Consider the 2adic valuation on rationals and then extend it to a valuation on the real numbers. Lets call this extension $\phi$. Let $A$ be the set of all points $(x,y)$ in the plane such that $\phi(x) < 1$ and $\phi(y)<1$. Is it true that $A$ is Lebesgue nonmeasurable ?

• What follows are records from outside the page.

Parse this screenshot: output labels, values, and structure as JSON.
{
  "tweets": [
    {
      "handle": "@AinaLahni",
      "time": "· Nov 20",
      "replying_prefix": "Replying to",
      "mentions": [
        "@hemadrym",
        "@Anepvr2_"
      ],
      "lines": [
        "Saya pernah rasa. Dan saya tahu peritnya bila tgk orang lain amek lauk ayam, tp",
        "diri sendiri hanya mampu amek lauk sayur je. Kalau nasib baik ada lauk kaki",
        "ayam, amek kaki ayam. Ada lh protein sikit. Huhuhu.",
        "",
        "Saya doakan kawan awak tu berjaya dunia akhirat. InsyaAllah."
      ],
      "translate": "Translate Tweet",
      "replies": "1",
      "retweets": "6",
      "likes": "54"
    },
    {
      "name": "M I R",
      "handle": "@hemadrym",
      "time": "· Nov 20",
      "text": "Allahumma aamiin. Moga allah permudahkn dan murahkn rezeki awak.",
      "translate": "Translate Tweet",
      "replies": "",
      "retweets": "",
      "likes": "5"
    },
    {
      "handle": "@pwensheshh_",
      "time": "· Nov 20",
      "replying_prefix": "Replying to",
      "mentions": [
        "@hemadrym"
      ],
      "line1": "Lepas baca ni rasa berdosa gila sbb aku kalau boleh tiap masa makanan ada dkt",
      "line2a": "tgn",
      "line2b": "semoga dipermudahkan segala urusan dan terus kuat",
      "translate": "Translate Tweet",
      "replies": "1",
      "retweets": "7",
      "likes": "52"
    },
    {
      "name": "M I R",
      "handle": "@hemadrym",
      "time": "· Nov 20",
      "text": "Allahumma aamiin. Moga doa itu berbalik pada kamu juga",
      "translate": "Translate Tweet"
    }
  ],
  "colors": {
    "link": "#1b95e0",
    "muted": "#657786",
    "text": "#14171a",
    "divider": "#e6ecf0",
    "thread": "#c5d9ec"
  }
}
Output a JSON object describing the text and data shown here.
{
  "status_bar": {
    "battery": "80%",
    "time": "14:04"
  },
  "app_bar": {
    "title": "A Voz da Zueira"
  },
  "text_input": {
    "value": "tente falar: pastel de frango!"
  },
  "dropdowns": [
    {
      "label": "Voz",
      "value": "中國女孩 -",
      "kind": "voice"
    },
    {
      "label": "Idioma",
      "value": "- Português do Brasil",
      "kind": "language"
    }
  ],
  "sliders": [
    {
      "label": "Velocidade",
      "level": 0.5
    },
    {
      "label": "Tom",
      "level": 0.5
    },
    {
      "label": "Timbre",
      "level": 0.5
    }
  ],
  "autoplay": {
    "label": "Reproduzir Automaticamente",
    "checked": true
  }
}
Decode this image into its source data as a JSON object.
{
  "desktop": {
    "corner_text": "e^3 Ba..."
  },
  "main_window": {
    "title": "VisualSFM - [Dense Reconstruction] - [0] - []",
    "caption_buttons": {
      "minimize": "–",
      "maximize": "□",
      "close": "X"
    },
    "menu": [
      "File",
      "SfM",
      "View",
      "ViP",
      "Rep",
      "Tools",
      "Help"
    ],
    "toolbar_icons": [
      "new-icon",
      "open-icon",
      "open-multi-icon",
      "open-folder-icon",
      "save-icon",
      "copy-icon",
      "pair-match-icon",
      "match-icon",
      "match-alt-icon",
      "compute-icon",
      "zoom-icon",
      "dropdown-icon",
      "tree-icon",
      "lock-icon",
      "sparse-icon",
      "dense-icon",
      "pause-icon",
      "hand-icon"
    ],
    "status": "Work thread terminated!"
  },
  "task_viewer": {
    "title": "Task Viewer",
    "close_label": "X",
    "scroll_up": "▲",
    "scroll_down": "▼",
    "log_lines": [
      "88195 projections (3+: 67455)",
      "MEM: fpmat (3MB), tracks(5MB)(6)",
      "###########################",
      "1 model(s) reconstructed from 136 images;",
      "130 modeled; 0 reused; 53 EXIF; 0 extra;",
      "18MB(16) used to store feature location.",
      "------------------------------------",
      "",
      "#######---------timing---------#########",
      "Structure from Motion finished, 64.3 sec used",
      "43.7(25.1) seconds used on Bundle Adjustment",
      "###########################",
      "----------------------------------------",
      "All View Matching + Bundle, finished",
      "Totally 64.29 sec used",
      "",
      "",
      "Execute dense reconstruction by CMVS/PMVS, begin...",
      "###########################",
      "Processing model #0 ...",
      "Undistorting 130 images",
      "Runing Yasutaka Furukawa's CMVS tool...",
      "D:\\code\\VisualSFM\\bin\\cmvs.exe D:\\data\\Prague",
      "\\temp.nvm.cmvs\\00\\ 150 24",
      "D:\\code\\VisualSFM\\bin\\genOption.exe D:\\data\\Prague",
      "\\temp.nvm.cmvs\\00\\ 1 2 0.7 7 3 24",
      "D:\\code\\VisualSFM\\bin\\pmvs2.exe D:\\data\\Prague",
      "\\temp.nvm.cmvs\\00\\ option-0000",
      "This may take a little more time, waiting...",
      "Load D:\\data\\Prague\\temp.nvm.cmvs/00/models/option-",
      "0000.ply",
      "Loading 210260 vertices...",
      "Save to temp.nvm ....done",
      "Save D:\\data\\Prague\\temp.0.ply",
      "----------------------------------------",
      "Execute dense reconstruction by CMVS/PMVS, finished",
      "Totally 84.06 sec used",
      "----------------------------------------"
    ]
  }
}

edit, January 13 Write $\cdot$ for the extended $2$adic absolute value. I am assuming you mean $A = \{ (x,y) : x<1, y<1\}$, but since you say ``valuation'' maybe that is not right. Anyway, your set $A$ is simply related to my set $A$, perhaps by taking complements or multiplying by a constant. Note that $A$ is a group under addition, since $x = x$ and $x+y \le \max\{x,y\}$. Assume (for purposes of contradiction) that $A$ is measurable. If $A$ has positive measure we get a contradiction: indeed, the set $A  A$ contains a neighborhood of zero (for the usual topology). But $AA = A$ and $A+A=A$, so $A$ is the whole plane, which is false. Now consider sets $A_n = 2^{n}A = \{(2^{n}x,2^{n}y): (x,y) \in A\}$. These sets are also groups under addition. The map $(x,y) \mapsto 2^{n}(x,y)$ is an affine bijection, so all sets $A_n$ are Lebesgue measurable. But also note that multiplication is continuous with respect to $\cdot$, and $2^n \to 0$, and $A$ is a neighborhood of zero for the $\cdot$ topology. So for any $(x,y) \in \mathbb R^2$ there is $n$ so that $2^n(x,y) \in A$, and that means $(x,y) \in A_n$. Thus $$ \bigcup_{n=1}^\infty A_n = \mathbb R^2 . $$ A union of measurable sets. So some $A_n$ has positive measure. Get a contradiction as before.